Using Twitter for Job Search
As social media becomes more and more popular, companies are catching up to technology and finding ways to maximize their ROI through these new alternative tools. One of the social networking tools, Twitter, catches our attention, as companies begin to use it to recruit.
Twitter, in few words, provides a microblogging service that is transmitted in the way of instant messaging. The technology offers Real Time information, which other media do not. Messages are short and usually newsworthy to the subscribers, as they enter or sign up for channels of their interest.
How does this technology support job seekers? Everyday more, companies see the added value of using Twitter to establish relationships with customers, vendors and now job seekers, and post short information that is relevant to each audience. So if you are a job seeker, interested for example, in positions within MTV, you can sign up to receive updates on new jobs by MTV at MTVNetworksJobs in Twitter. By “following” this account, you will get new job postings as soon as they become available.
If you cannot notice, the added value of this service for job search is enormous. Before Twitter, we had to search online, get into each website and wait until new jobs were posted. We waited until CareerBuilder or other job boards posted a job (which was not free, thus not necessarily available in these portals). We had to surf company sites one by one to know which new jobs had been posted. Now, Twitter sends us new postings to our cell phone, allowing us to get the job postings as soon as they become available, with no hassle.
There are a few Twitter accounts that act like job search engines, following all Tweets regarding new job posts. Some include TwitterJobSearch.com, which matches keywords entered by yourself regarding jobs you are interested in. JobShouts is also a free resource, which provides a similar service to that of Craig’s List, with free job postings for companies, but then automatically tweets these postings once they become available.
You can follow any company you are especially interested in on Twitter, and get new job leads. To do so, go online and create a Twitter account, then go to find people and type the name of the company and jobs in the same line. This will accrue several results out of which you will be able to sort out which ones to follow. Some companies have the twitter link already included on their website, making it easy for you to sign up to receive their corporate updates. Just make sure that if you will be following the company, that jobs are being posted in that account, and not only news.
Another interesting service on Twitter is called JobAngels, which basically allows job seekers to tweet their desired job needs so that “angels” can provide advice, leads and help seekers ultimately find jobs.
According to a study by Russell Herder and Ethos Business Law, 81% senior US marketing, management and HR executives believe social media can enhance relationships with customers/clients, thus, the use of social media is increasing and becoming more important for companies. Also, 69% feel such networking can be valuable in recruitment and 25% check the background of a prospective employee through social media.
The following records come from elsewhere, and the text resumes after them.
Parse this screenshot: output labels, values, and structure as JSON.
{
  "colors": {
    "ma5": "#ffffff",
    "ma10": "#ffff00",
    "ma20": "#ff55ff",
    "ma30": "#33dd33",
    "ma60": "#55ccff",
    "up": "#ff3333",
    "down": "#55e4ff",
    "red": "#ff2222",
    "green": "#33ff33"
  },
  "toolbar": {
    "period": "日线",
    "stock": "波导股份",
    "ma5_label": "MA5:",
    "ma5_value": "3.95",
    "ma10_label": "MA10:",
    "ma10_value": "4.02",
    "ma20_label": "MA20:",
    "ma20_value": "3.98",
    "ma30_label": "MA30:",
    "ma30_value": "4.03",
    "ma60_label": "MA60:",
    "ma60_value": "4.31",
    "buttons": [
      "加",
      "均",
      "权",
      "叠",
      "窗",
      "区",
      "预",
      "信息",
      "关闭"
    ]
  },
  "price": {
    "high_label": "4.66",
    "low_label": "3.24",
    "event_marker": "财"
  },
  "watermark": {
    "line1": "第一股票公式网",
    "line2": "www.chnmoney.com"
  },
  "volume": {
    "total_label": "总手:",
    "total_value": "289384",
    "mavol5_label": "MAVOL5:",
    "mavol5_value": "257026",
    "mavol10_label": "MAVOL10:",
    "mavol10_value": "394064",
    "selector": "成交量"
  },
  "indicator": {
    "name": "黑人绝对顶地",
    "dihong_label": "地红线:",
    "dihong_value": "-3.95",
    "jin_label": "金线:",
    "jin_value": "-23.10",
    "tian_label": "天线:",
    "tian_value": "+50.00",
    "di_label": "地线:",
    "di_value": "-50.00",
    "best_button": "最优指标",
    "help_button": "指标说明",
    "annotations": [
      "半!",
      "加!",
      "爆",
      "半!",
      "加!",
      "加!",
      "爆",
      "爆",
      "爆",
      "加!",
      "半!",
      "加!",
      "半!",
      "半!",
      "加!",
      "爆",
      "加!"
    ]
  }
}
It is not only important to participate, but also to ensure that your profile screams professionalism, highlights your strongest values and attributes, to enhance your chances of being hired. Although Twitter does not allow for a lengthy profile, LinkedIn does. Work on your profile focusing on where you want your career to be, and not so much on what your career looks like now. As Dan Schawbel explains, “I tend to examine a lot of online profiles to see whose doing things right and who is less “forward thinking.” Most people seem to be caught up in the moment, without really think about where they are heading in their careers. When this occurs, they tend to stay exactly where they are, without much progression.”
With this in mind, position yourself while targeting the future and not focusing on the present. Be specific on what you want, be thoughtful when tweeting and stay on brand, and remember that Twitter is yet another tool to connect with people, one that can lead to proactive and effective networking that can take you to your next career move.
By Claudine Vainrub
Principal of EduPlan